● Task brief:
Go through the data below and copy each line that includes "JSON".

>>>

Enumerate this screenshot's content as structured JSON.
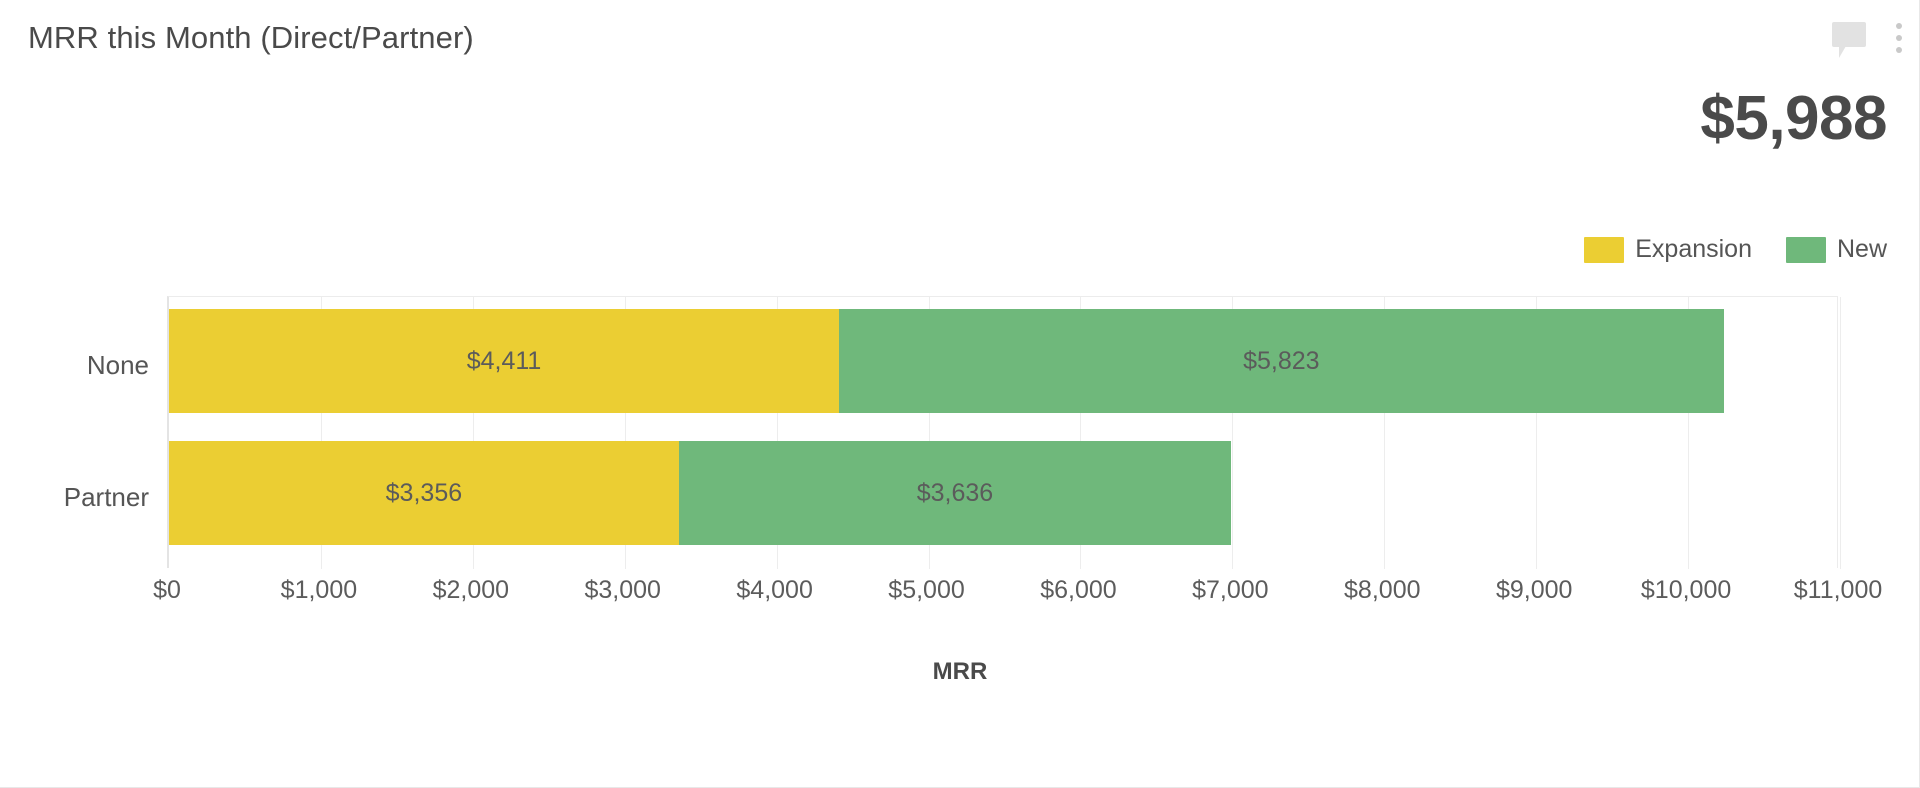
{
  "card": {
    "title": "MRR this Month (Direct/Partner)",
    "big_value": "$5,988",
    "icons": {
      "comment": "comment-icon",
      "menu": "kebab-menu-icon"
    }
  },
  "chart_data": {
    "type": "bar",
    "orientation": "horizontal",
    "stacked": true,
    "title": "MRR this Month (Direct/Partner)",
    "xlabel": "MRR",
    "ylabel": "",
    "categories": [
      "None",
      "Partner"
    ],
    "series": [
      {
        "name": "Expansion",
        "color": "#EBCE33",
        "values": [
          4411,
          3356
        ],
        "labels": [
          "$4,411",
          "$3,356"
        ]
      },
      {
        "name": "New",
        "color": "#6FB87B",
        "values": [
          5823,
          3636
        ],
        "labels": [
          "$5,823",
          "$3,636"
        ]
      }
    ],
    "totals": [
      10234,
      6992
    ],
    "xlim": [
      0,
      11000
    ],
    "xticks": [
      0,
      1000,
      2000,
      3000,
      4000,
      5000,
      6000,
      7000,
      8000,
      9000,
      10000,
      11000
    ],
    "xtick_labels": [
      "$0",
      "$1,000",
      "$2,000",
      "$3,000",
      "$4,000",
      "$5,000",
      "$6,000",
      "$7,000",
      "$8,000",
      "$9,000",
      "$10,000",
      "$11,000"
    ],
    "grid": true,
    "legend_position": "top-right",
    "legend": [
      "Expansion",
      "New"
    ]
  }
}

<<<
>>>

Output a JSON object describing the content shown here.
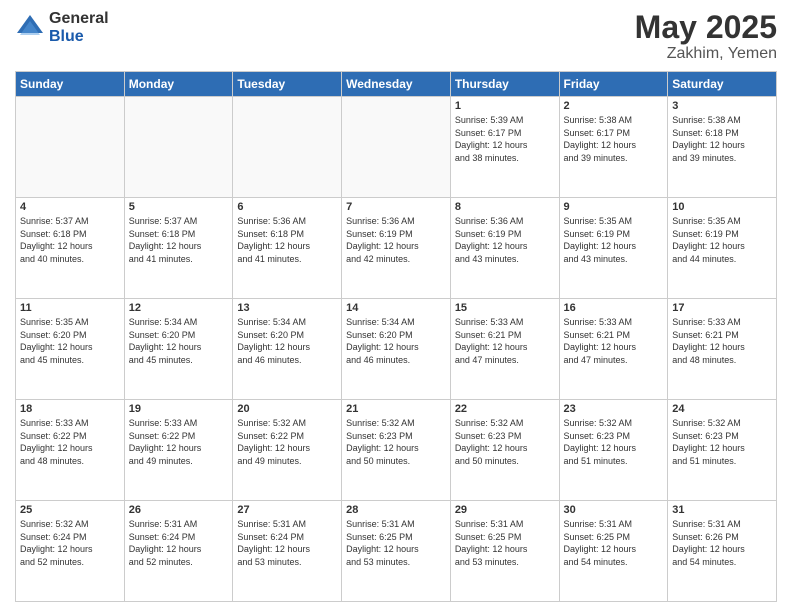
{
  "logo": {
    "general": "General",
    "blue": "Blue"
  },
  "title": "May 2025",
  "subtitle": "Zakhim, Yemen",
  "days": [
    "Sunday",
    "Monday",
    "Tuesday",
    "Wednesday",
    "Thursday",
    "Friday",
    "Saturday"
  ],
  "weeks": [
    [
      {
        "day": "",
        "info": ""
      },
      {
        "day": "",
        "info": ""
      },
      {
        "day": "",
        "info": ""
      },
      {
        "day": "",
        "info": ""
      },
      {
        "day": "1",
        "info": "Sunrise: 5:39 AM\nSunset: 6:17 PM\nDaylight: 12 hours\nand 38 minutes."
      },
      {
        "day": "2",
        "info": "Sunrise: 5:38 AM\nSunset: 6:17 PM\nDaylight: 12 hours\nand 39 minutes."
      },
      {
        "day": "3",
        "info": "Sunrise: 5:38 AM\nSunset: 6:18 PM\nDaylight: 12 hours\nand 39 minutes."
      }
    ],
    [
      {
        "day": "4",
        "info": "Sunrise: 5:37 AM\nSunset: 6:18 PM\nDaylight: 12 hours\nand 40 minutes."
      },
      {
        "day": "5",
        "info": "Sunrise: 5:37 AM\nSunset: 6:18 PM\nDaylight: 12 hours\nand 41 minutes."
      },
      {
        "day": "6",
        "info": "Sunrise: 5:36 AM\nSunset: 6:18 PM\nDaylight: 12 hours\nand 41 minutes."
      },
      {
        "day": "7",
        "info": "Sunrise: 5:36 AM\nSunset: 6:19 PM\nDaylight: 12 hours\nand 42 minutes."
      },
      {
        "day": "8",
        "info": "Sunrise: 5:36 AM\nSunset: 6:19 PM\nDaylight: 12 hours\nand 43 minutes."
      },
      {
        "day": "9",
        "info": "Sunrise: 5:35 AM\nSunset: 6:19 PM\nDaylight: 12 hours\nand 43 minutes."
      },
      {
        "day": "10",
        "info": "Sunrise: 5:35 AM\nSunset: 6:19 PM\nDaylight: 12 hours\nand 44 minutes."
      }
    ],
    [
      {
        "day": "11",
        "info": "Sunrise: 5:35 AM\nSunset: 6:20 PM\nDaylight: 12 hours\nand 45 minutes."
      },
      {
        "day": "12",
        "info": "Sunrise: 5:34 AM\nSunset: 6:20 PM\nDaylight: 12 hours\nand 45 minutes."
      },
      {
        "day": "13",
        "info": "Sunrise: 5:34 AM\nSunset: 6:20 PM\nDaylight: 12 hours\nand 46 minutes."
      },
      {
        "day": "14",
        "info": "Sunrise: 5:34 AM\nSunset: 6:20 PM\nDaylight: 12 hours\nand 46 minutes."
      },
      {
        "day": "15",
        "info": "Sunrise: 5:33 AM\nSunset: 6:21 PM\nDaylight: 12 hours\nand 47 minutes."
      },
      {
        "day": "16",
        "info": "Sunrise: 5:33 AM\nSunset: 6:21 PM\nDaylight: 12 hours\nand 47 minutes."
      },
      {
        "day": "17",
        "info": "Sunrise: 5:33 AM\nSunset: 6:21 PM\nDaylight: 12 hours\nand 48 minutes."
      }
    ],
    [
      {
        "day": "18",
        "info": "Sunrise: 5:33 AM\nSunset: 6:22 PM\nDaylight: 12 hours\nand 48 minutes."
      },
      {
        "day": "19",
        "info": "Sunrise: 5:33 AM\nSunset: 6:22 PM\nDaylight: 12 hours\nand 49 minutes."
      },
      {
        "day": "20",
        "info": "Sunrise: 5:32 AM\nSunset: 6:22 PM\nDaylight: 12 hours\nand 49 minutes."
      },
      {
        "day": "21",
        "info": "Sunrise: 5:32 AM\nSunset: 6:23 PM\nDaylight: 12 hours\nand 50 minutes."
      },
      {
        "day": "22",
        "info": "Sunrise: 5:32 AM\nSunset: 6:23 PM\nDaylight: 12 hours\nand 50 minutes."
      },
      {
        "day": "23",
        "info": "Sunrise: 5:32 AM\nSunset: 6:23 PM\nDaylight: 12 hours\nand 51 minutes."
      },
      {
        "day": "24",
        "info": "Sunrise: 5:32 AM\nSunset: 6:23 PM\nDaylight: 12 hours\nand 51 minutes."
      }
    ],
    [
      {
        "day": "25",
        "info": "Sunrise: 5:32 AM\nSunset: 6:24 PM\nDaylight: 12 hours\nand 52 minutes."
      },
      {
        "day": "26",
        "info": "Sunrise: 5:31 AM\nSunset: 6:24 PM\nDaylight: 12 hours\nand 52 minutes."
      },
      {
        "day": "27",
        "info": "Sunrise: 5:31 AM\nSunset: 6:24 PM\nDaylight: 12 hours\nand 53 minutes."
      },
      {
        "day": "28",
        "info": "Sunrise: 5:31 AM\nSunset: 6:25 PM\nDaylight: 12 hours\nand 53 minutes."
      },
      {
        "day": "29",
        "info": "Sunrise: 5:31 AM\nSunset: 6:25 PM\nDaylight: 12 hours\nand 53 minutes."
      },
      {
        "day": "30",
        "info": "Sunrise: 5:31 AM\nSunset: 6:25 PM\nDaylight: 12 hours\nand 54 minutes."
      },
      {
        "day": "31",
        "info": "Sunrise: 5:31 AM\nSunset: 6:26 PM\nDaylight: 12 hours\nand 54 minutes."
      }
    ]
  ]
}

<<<

● Exercise solution:
Enumerate this screenshot's content as structured JSON.
Output a JSON object describing the content shown here.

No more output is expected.